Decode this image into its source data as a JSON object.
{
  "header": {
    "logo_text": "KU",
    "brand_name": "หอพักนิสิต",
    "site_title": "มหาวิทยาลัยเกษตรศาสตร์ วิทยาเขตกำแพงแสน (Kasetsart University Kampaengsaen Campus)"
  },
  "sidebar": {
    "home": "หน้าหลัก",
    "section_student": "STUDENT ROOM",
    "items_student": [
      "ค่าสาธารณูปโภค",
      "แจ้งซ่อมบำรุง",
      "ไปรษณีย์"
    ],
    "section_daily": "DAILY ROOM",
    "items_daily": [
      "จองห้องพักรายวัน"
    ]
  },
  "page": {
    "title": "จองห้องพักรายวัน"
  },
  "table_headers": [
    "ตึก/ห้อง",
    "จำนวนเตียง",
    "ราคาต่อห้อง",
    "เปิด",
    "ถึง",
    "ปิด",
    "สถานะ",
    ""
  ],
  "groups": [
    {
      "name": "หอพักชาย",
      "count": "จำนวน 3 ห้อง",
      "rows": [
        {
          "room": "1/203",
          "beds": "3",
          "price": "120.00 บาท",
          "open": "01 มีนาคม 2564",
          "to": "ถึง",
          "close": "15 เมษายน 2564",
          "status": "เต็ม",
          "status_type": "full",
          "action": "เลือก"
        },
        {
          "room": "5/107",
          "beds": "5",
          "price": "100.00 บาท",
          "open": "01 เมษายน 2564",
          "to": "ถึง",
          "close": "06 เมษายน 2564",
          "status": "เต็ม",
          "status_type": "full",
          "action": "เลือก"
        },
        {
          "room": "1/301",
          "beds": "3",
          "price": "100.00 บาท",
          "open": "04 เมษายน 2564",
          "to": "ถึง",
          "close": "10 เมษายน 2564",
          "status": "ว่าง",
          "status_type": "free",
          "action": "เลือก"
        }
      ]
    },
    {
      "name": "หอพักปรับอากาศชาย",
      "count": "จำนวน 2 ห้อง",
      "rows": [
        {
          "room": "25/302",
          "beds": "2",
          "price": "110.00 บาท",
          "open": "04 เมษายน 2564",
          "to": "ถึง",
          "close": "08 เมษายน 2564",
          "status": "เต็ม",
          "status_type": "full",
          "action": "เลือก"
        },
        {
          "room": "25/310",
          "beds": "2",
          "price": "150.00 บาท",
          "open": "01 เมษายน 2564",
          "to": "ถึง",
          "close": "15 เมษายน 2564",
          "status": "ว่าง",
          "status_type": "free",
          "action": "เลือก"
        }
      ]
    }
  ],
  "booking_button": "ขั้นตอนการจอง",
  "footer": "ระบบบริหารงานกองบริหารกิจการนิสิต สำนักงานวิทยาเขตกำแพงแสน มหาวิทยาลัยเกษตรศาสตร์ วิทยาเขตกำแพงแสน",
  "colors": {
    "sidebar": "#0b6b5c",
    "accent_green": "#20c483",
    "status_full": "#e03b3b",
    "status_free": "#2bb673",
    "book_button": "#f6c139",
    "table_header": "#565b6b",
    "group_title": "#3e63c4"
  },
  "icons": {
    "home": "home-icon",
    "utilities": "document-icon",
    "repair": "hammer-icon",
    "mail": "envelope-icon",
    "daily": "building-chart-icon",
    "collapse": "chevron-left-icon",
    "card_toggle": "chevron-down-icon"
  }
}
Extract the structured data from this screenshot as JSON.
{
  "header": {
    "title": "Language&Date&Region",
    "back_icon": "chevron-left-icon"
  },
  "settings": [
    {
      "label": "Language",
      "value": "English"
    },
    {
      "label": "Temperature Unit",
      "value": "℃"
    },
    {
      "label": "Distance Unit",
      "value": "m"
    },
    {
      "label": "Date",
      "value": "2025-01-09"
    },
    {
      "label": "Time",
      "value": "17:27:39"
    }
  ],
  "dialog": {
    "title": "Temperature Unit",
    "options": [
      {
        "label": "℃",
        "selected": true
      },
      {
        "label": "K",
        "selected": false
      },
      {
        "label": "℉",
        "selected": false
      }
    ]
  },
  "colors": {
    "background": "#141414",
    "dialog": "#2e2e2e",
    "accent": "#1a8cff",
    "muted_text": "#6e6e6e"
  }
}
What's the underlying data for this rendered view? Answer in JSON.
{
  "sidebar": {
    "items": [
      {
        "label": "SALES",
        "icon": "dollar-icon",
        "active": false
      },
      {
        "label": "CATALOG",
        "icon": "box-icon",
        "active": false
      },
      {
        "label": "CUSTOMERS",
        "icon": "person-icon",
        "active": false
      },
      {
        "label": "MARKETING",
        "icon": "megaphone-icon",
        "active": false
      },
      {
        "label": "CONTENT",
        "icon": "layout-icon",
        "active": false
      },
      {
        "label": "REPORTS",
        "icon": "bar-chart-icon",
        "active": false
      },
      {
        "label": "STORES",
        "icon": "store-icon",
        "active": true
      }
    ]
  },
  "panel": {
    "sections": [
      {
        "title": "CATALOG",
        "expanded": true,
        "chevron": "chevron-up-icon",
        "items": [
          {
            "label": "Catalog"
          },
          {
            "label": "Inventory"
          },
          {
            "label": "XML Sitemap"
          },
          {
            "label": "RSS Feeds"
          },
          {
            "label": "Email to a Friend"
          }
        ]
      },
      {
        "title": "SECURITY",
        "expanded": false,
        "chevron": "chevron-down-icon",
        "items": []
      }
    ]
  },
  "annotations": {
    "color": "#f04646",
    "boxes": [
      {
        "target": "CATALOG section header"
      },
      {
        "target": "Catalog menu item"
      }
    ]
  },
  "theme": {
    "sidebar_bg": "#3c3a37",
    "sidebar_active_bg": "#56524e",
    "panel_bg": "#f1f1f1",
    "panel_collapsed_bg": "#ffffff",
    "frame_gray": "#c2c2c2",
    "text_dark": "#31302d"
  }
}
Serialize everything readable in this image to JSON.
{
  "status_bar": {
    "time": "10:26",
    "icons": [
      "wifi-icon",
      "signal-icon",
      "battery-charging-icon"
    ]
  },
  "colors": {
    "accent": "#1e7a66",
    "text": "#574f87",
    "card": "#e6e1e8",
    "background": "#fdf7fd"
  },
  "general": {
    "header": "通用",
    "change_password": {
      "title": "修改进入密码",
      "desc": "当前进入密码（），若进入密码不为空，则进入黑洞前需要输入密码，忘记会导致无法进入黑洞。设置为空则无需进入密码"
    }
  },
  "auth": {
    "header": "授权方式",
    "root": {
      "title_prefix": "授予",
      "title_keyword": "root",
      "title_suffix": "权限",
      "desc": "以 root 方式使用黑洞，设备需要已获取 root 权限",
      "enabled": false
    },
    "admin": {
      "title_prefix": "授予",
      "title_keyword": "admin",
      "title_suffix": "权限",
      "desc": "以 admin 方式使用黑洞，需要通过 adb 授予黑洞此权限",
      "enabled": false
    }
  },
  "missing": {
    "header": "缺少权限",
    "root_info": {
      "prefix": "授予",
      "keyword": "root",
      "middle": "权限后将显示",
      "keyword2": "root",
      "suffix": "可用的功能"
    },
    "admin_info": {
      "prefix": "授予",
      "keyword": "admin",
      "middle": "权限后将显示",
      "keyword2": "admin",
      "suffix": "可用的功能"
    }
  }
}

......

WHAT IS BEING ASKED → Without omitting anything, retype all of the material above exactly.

ANSWER TO THIS PROBLEM →
Decode this image into its source data as a JSON object.
{
  "header": {
    "logo_text": "KU",
    "brand_name": "หอพักนิสิต",
    "site_title": "มหาวิทยาลัยเกษตรศาสตร์ วิทยาเขตกำแพงแสน (Kasetsart University Kampaengsaen Campus)"
  },
  "sidebar": {
    "home": "หน้าหลัก",
    "section_student": "STUDENT ROOM",
    "items_student": [
      "ค่าสาธารณูปโภค",
      "แจ้งซ่อมบำรุง",
      "ไปรษณีย์"
    ],
    "section_daily": "DAILY ROOM",
    "items_daily": [
      "จองห้องพักรายวัน"
    ]
  },
  "page": {
    "title": "จองห้องพักรายวัน"
  },
  "table_headers": [
    "ตึก/ห้อง",
    "จำนวนเตียง",
    "ราคาต่อห้อง",
    "เปิด",
    "ถึง",
    "ปิด",
    "สถานะ",
    ""
  ],
  "groups": [
    {
      "name": "หอพักชาย",
      "count": "จำนวน 3 ห้อง",
      "rows": [
        {
          "room": "1/203",
          "beds": "3",
          "price": "120.00 บาท",
          "open": "01 มีนาคม 2564",
          "to": "ถึง",
          "close": "15 เมษายน 2564",
          "status": "เต็ม",
          "status_type": "full",
          "action": "เลือก"
        },
        {
          "room": "5/107",
          "beds": "5",
          "price": "100.00 บาท",
          "open": "01 เมษายน 2564",
          "to": "ถึง",
          "close": "06 เมษายน 2564",
          "status": "เต็ม",
          "status_type": "full",
          "action": "เลือก"
        },
        {
          "room": "1/301",
          "beds": "3",
          "price": "100.00 บาท",
          "open": "04 เมษายน 2564",
          "to": "ถึง",
          "close": "10 เมษายน 2564",
          "status": "ว่าง",
          "status_type": "free",
          "action": "เลือก"
        }
      ]
    },
    {
      "name": "หอพักปรับอากาศชาย",
      "count": "จำนวน 2 ห้อง",
      "rows": [
        {
          "room": "25/302",
          "beds": "2",
          "price": "110.00 บาท",
          "open": "04 เมษายน 2564",
          "to": "ถึง",
          "close": "08 เมษายน 2564",
          "status": "เต็ม",
          "status_type": "full",
          "action": "เลือก"
        },
        {
          "room": "25/310",
          "beds": "2",
          "price": "150.00 บาท",
          "open": "01 เมษายน 2564",
          "to": "ถึง",
          "close": "15 เมษายน 2564",
          "status": "ว่าง",
          "status_type": "free",
          "action": "เลือก"
        }
      ]
    }
  ],
  "booking_button": "ขั้นตอนการจอง",
  "footer": "ระบบบริหารงานกองบริหารกิจการนิสิต สำนักงานวิทยาเขตกำแพงแสน มหาวิทยาลัยเกษตรศาสตร์ วิทยาเขตกำแพงแสน",
  "colors": {
    "sidebar": "#0b6b5c",
    "accent_green": "#20c483",
    "status_full": "#e03b3b",
    "status_free": "#2bb673",
    "book_button": "#f6c139",
    "table_header": "#565b6b",
    "group_title": "#3e63c4"
  },
  "icons": {
    "home": "home-icon",
    "utilities": "document-icon",
    "repair": "hammer-icon",
    "mail": "envelope-icon",
    "daily": "building-chart-icon",
    "collapse": "chevron-left-icon",
    "card_toggle": "chevron-down-icon"
  }
}
Extract the structured data from this screenshot as JSON.
{
  "header": {
    "title": "Language&Date&Region",
    "back_icon": "chevron-left-icon"
  },
  "settings": [
    {
      "label": "Language",
      "value": "English"
    },
    {
      "label": "Temperature Unit",
      "value": "℃"
    },
    {
      "label": "Distance Unit",
      "value": "m"
    },
    {
      "label": "Date",
      "value": "2025-01-09"
    },
    {
      "label": "Time",
      "value": "17:27:39"
    }
  ],
  "dialog": {
    "title": "Temperature Unit",
    "options": [
      {
        "label": "℃",
        "selected": true
      },
      {
        "label": "K",
        "selected": false
      },
      {
        "label": "℉",
        "selected": false
      }
    ]
  },
  "colors": {
    "background": "#141414",
    "dialog": "#2e2e2e",
    "accent": "#1a8cff",
    "muted_text": "#6e6e6e"
  }
}
What's the underlying data for this rendered view? Answer in JSON.
{
  "sidebar": {
    "items": [
      {
        "label": "SALES",
        "icon": "dollar-icon",
        "active": false
      },
      {
        "label": "CATALOG",
        "icon": "box-icon",
        "active": false
      },
      {
        "label": "CUSTOMERS",
        "icon": "person-icon",
        "active": false
      },
      {
        "label": "MARKETING",
        "icon": "megaphone-icon",
        "active": false
      },
      {
        "label": "CONTENT",
        "icon": "layout-icon",
        "active": false
      },
      {
        "label": "REPORTS",
        "icon": "bar-chart-icon",
        "active": false
      },
      {
        "label": "STORES",
        "icon": "store-icon",
        "active": true
      }
    ]
  },
  "panel": {
    "sections": [
      {
        "title": "CATALOG",
        "expanded": true,
        "chevron": "chevron-up-icon",
        "items": [
          {
            "label": "Catalog"
          },
          {
            "label": "Inventory"
          },
          {
            "label": "XML Sitemap"
          },
          {
            "label": "RSS Feeds"
          },
          {
            "label": "Email to a Friend"
          }
        ]
      },
      {
        "title": "SECURITY",
        "expanded": false,
        "chevron": "chevron-down-icon",
        "items": []
      }
    ]
  },
  "annotations": {
    "color": "#f04646",
    "boxes": [
      {
        "target": "CATALOG section header"
      },
      {
        "target": "Catalog menu item"
      }
    ]
  },
  "theme": {
    "sidebar_bg": "#3c3a37",
    "sidebar_active_bg": "#56524e",
    "panel_bg": "#f1f1f1",
    "panel_collapsed_bg": "#ffffff",
    "frame_gray": "#c2c2c2",
    "text_dark": "#31302d"
  }
}
Serialize everything readable in this image to JSON.
{
  "status_bar": {
    "time": "10:26",
    "icons": [
      "wifi-icon",
      "signal-icon",
      "battery-charging-icon"
    ]
  },
  "colors": {
    "accent": "#1e7a66",
    "text": "#574f87",
    "card": "#e6e1e8",
    "background": "#fdf7fd"
  },
  "general": {
    "header": "通用",
    "change_password": {
      "title": "修改进入密码",
      "desc": "当前进入密码（），若进入密码不为空，则进入黑洞前需要输入密码，忘记会导致无法进入黑洞。设置为空则无需进入密码"
    }
  },
  "auth": {
    "header": "授权方式",
    "root": {
      "title_prefix": "授予",
      "title_keyword": "root",
      "title_suffix": "权限",
      "desc": "以 root 方式使用黑洞，设备需要已获取 root 权限",
      "enabled": false
    },
    "admin": {
      "title_prefix": "授予",
      "title_keyword": "admin",
      "title_suffix": "权限",
      "desc": "以 admin 方式使用黑洞，需要通过 adb 授予黑洞此权限",
      "enabled": false
    }
  },
  "missing": {
    "header": "缺少权限",
    "root_info": {
      "prefix": "授予",
      "keyword": "root",
      "middle": "权限后将显示",
      "keyword2": "root",
      "suffix": "可用的功能"
    },
    "admin_info": {
      "prefix": "授予",
      "keyword": "admin",
      "middle": "权限后将显示",
      "keyword2": "admin",
      "suffix": "可用的功能"
    }
  }
}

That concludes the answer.